There are three interesting observations from the chart.
- Lakers use post-ups most
- Lakers use isolations more than P&R
- Isolations and P&Rs are very inefficient
The first item should be no surprise. The Lakers possess arguably the three best post players at their respective positions in Bryant, Gasol, and Bynum. It would make sense that this is the most used offensive play. The Lakers are also quite efficient at it, ranking 5th in points-per-play on these attempts.
The second and third items are what's interesting. The Lakers use more isolations than P&R plays even though P&R plays are expected to produce 10% more points per possession than isolation plays for the league. The Lakers may have been wise to go against the grain here though because they are so bad at P&Rs that it makes sense to use the most inefficient play in basketball, the isolation. Just how bad are they at the P&R? They rank 25th in the league in P&R efficiency, even with Kobe doing most of the ball handling. One problem with the Kobe Bryant P&R is that his turnover rate is twice as high on these plays relative to other types of offensive plays.
This is where Ramon Sessions will improve the Lakers' offense. His turnover rate on P&Rs is 25% lower than Kobe Bryant's. Furthermore, when comparing him to Blake and Fisher, he is more efficient on P&R, isolation, and spot-up jump shots. He basically does everything that they do but much better. By having a true P&R point guard, the Lakers can shift away from inefficient isolations to much more efficient sets.
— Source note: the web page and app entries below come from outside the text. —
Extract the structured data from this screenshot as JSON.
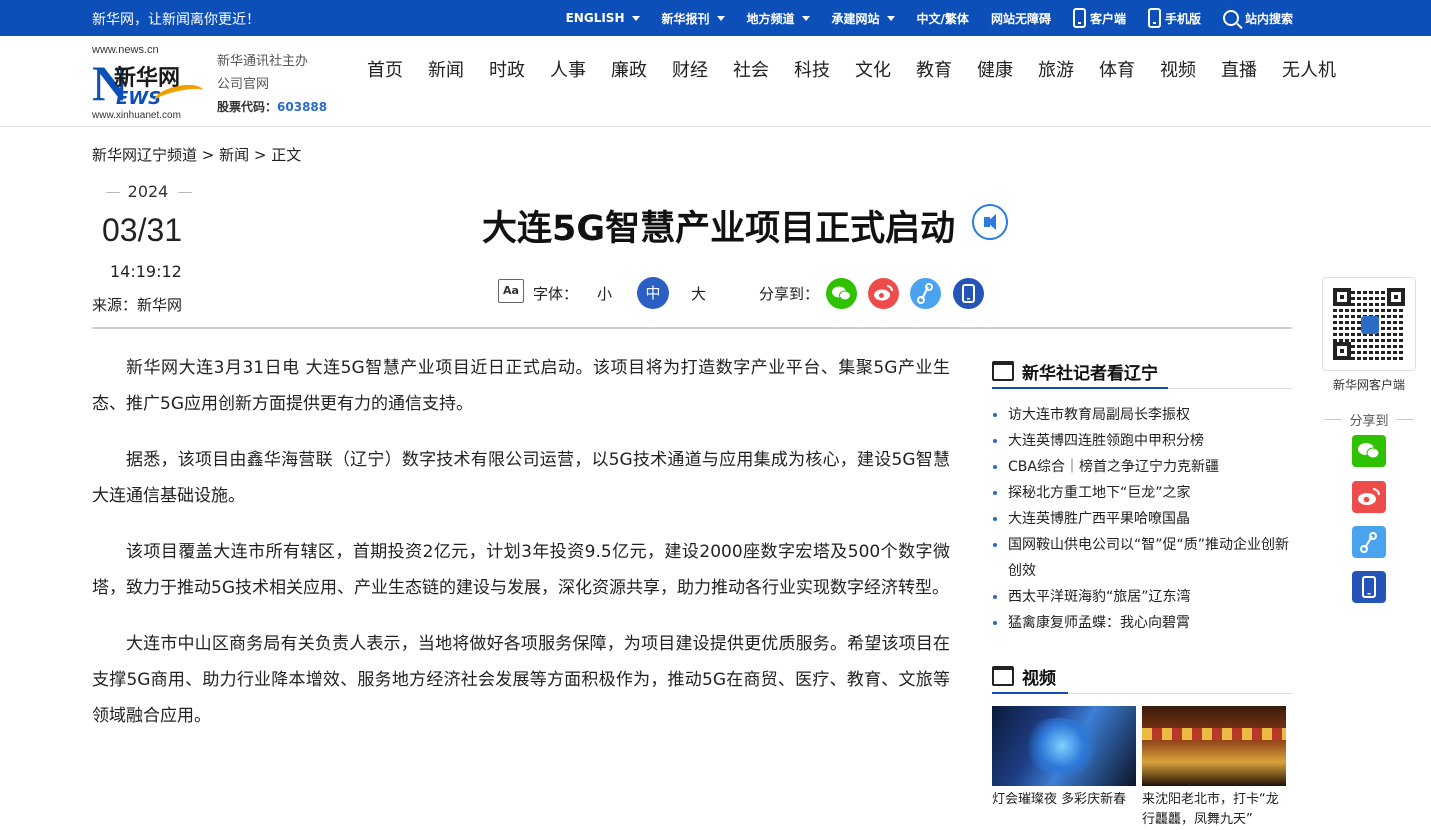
{
  "topbar": {
    "slogan": "新华网，让新闻离你更近！",
    "links": [
      {
        "label": "ENGLISH",
        "dropdown": true
      },
      {
        "label": "新华报刊",
        "dropdown": true
      },
      {
        "label": "地方频道",
        "dropdown": true
      },
      {
        "label": "承建网站",
        "dropdown": true
      },
      {
        "label": "中文/繁体",
        "dropdown": false
      },
      {
        "label": "网站无障碍",
        "dropdown": false
      }
    ],
    "client_label": "客户端",
    "mobile_label": "手机版",
    "search_label": "站内搜索"
  },
  "logo": {
    "url_top": "www.news.cn",
    "brand": "新华网",
    "letter_n": "N",
    "letters_ews": "EWS",
    "url_bottom": "www.xinhuanet.com"
  },
  "org": {
    "line1": "新华通讯社主办",
    "line2": "公司官网",
    "stock_label": "股票代码：",
    "stock_code": "603888"
  },
  "nav": [
    "首页",
    "新闻",
    "时政",
    "人事",
    "廉政",
    "财经",
    "社会",
    "科技",
    "文化",
    "教育",
    "健康",
    "旅游",
    "体育",
    "视频",
    "直播",
    "无人机"
  ],
  "breadcrumb": "新华网辽宁频道 > 新闻 > 正文",
  "article_meta": {
    "year": "2024",
    "month_day": "03/31",
    "time": "14:19:12",
    "source": "来源：新华网"
  },
  "article": {
    "title": "大连5G智慧产业项目正式启动",
    "paragraphs": [
      "新华网大连3月31日电 大连5G智慧产业项目近日正式启动。该项目将为打造数字产业平台、集聚5G产业生态、推广5G应用创新方面提供更有力的通信支持。",
      "据悉，该项目由鑫华海营联（辽宁）数字技术有限公司运营，以5G技术通道与应用集成为核心，建设5G智慧大连通信基础设施。",
      "该项目覆盖大连市所有辖区，首期投资2亿元，计划3年投资9.5亿元，建设2000座数字宏塔及500个数字微塔，致力于推动5G技术相关应用、产业生态链的建设与发展，深化资源共享，助力推动各行业实现数字经济转型。",
      "大连市中山区商务局有关负责人表示，当地将做好各项服务保障，为项目建设提供更优质服务。希望该项目在支撑5G商用、助力行业降本增效、服务地方经济社会发展等方面积极作为，推动5G在商贸、医疗、教育、文旅等领域融合应用。"
    ]
  },
  "toolbar": {
    "aa_icon_text": "Aa",
    "font_label": "字体：",
    "font_small": "小",
    "font_medium": "中",
    "font_large": "大",
    "share_label": "分享到："
  },
  "sidebar": {
    "section1_title": "新华社记者看辽宁",
    "news": [
      "访大连市教育局副局长李振权",
      "大连英博四连胜领跑中甲积分榜",
      "CBA综合｜榜首之争辽宁力克新疆",
      "探秘北方重工地下“巨龙”之家",
      "大连英博胜广西平果哈嘹国晶",
      "国网鞍山供电公司以“智”促“质”推动企业创新创效",
      "西太平洋斑海豹“旅居”辽东湾",
      "猛禽康复师孟蝶：我心向碧霄"
    ],
    "section2_title": "视频",
    "videos": [
      {
        "caption": "灯会璀璨夜 多彩庆新春"
      },
      {
        "caption": "来沈阳老北市，打卡“龙行龘龘，凤舞九天”"
      }
    ]
  },
  "float_panel": {
    "qr_caption": "新华网客户端",
    "share_label": "分享到"
  },
  "colors": {
    "brand_blue": "#0c4fb8",
    "wechat_green": "#2ec100",
    "weibo_red": "#ee4b4b",
    "link_blue": "#4aa3ee",
    "mobile_blue": "#2454b8"
  },
  "icons": [
    "phone-icon",
    "tablet-icon",
    "search-icon",
    "speaker-icon",
    "font-size-icon",
    "wechat-icon",
    "weibo-icon",
    "link-icon",
    "mobile-icon",
    "qr-code-icon",
    "section-icon"
  ]
}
The consensus view is that Ramon Sessions' passing ability will aid Bynum the most as he can set him up for easy baskets all the time. While Sessions' arrival is sure to provide increased opportunities for Bynum, the biggest beneficiary will be none other than Kobe Bryant.
Here is a similar chart as above but with Bryant's statistics:
Kobe's post-up and isolation plays produce similar points per play, but his most inefficient play is P&R. Kobe's 0.84 points per play in the P&R is better than the Lakers' team average of 0.78 (because Blake is poor and Fisher was downright awful), but a 0.84 would be one of the worst offenses in the league if ran every time down the floor. Kobe's most efficient offensive play is as a spot-up shooter. Unfortunately he doesn't get many attempts because, until now, no one could create them for him. Sessions can.
One play the Lakers have had success with recently is the P&R between Kobe and Gasol with Bynum staying near the rim should his man rotate to Gasol. This play can be run just as effectively, if not more, between Sessions and Gasol. The best part is that Kobe can spot-up on the wing. If his man leaves him to rotate and help, Kobe will be given plenty of wide open jump shots. The biggest question is whether or not he can hit them as, if I recall correctly, he hasn't had a wide open jump shot since 2002.
The acquisition of Sessions can't be understated. This Lakers team has shown the ability to be an elite defense but has struggled to click offensively. A big reason for the struggle has been forcing Kobe to play as a quasi-point guard setting up the offense. This has resulted in the Lakers using more isolations than P&R as Kobe is not a great P&R player and is turnover prone. The Lakers were essentially trying to maximize the output of inefficient isolations because they were marginally better than P&Rs. Now with Sessions on board, the Lakers can shift to more efficient P&Rs, move Kobe back to his more natural pure shooting guard role, all while reducing turnovers by utilizing a better ball-handler. Lakers nation, we finally have the point guard to run the offense properly. Let's welcome Ramon Sessions and welcome the play known as the Pick-and-Roll to our team's repertoire.